* TO DO *
Beginning with the first entry, print all the records exactly.

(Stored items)
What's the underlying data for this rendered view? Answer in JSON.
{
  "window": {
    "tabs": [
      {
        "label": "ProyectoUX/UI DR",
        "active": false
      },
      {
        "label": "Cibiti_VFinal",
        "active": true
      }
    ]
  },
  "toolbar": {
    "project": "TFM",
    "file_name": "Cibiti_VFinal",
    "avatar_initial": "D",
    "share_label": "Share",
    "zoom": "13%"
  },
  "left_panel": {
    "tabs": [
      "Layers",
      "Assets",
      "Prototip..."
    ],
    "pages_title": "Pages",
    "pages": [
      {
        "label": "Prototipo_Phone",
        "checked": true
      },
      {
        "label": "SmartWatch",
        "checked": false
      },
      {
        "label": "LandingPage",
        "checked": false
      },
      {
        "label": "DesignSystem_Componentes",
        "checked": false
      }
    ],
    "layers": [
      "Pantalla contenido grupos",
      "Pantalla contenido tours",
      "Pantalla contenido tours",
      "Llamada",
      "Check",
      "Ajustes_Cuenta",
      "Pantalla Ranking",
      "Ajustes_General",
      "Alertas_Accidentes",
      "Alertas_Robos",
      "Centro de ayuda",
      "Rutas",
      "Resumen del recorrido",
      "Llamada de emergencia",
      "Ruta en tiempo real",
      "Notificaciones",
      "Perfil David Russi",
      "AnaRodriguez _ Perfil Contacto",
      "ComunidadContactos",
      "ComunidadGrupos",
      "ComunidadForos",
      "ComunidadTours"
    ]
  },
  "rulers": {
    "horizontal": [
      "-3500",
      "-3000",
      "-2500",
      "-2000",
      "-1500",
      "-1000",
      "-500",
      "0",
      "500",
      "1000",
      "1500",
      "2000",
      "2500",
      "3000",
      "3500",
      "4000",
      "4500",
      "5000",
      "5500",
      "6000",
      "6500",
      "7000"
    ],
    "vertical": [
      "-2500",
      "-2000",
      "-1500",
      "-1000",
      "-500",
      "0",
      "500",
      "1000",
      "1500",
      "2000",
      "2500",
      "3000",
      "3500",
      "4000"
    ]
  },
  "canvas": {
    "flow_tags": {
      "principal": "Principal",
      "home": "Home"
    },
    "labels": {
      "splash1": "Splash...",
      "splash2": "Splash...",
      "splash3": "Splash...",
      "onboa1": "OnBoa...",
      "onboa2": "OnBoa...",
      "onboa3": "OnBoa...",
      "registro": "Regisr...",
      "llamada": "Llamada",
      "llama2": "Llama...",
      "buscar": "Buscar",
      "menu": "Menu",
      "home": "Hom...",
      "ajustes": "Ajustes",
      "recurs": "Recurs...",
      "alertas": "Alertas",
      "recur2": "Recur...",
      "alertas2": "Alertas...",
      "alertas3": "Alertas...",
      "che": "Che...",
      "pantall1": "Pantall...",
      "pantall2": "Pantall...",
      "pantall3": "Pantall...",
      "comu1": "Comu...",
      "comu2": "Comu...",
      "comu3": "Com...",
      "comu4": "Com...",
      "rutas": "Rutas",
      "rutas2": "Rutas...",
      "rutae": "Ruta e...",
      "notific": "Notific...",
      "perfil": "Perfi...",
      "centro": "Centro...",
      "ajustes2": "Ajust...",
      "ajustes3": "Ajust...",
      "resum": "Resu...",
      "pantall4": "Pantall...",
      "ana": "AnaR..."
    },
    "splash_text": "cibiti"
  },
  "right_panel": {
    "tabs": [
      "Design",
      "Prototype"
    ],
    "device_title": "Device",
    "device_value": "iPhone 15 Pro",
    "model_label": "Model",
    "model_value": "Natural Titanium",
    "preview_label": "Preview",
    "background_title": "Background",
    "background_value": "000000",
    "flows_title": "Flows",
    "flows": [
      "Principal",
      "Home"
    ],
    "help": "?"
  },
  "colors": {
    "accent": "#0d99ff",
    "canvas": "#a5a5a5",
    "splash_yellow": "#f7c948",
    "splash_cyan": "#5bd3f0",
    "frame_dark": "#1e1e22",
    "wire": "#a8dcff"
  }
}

* ANSWER BOX *
What's the underlying data for this rendered view? Answer in JSON.
{
  "window": {
    "tabs": [
      {
        "label": "ProyectoUX/UI DR",
        "active": false
      },
      {
        "label": "Cibiti_VFinal",
        "active": true
      }
    ]
  },
  "toolbar": {
    "project": "TFM",
    "file_name": "Cibiti_VFinal",
    "avatar_initial": "D",
    "share_label": "Share",
    "zoom": "13%"
  },
  "left_panel": {
    "tabs": [
      "Layers",
      "Assets",
      "Prototip..."
    ],
    "pages_title": "Pages",
    "pages": [
      {
        "label": "Prototipo_Phone",
        "checked": true
      },
      {
        "label": "SmartWatch",
        "checked": false
      },
      {
        "label": "LandingPage",
        "checked": false
      },
      {
        "label": "DesignSystem_Componentes",
        "checked": false
      }
    ],
    "layers": [
      "Pantalla contenido grupos",
      "Pantalla contenido tours",
      "Pantalla contenido tours",
      "Llamada",
      "Check",
      "Ajustes_Cuenta",
      "Pantalla Ranking",
      "Ajustes_General",
      "Alertas_Accidentes",
      "Alertas_Robos",
      "Centro de ayuda",
      "Rutas",
      "Resumen del recorrido",
      "Llamada de emergencia",
      "Ruta en tiempo real",
      "Notificaciones",
      "Perfil David Russi",
      "AnaRodriguez _ Perfil Contacto",
      "ComunidadContactos",
      "ComunidadGrupos",
      "ComunidadForos",
      "ComunidadTours"
    ]
  },
  "rulers": {
    "horizontal": [
      "-3500",
      "-3000",
      "-2500",
      "-2000",
      "-1500",
      "-1000",
      "-500",
      "0",
      "500",
      "1000",
      "1500",
      "2000",
      "2500",
      "3000",
      "3500",
      "4000",
      "4500",
      "5000",
      "5500",
      "6000",
      "6500",
      "7000"
    ],
    "vertical": [
      "-2500",
      "-2000",
      "-1500",
      "-1000",
      "-500",
      "0",
      "500",
      "1000",
      "1500",
      "2000",
      "2500",
      "3000",
      "3500",
      "4000"
    ]
  },
  "canvas": {
    "flow_tags": {
      "principal": "Principal",
      "home": "Home"
    },
    "labels": {
      "splash1": "Splash...",
      "splash2": "Splash...",
      "splash3": "Splash...",
      "onboa1": "OnBoa...",
      "onboa2": "OnBoa...",
      "onboa3": "OnBoa...",
      "registro": "Regisr...",
      "llamada": "Llamada",
      "llama2": "Llama...",
      "buscar": "Buscar",
      "menu": "Menu",
      "home": "Hom...",
      "ajustes": "Ajustes",
      "recurs": "Recurs...",
      "alertas": "Alertas",
      "recur2": "Recur...",
      "alertas2": "Alertas...",
      "alertas3": "Alertas...",
      "che": "Che...",
      "pantall1": "Pantall...",
      "pantall2": "Pantall...",
      "pantall3": "Pantall...",
      "comu1": "Comu...",
      "comu2": "Comu...",
      "comu3": "Com...",
      "comu4": "Com...",
      "rutas": "Rutas",
      "rutas2": "Rutas...",
      "rutae": "Ruta e...",
      "notific": "Notific...",
      "perfil": "Perfi...",
      "centro": "Centro...",
      "ajustes2": "Ajust...",
      "ajustes3": "Ajust...",
      "resum": "Resu...",
      "pantall4": "Pantall...",
      "ana": "AnaR..."
    },
    "splash_text": "cibiti"
  },
  "right_panel": {
    "tabs": [
      "Design",
      "Prototype"
    ],
    "device_title": "Device",
    "device_value": "iPhone 15 Pro",
    "model_label": "Model",
    "model_value": "Natural Titanium",
    "preview_label": "Preview",
    "background_title": "Background",
    "background_value": "000000",
    "flows_title": "Flows",
    "flows": [
      "Principal",
      "Home"
    ],
    "help": "?"
  },
  "colors": {
    "accent": "#0d99ff",
    "canvas": "#a5a5a5",
    "splash_yellow": "#f7c948",
    "splash_cyan": "#5bd3f0",
    "frame_dark": "#1e1e22",
    "wire": "#a8dcff"
  }
}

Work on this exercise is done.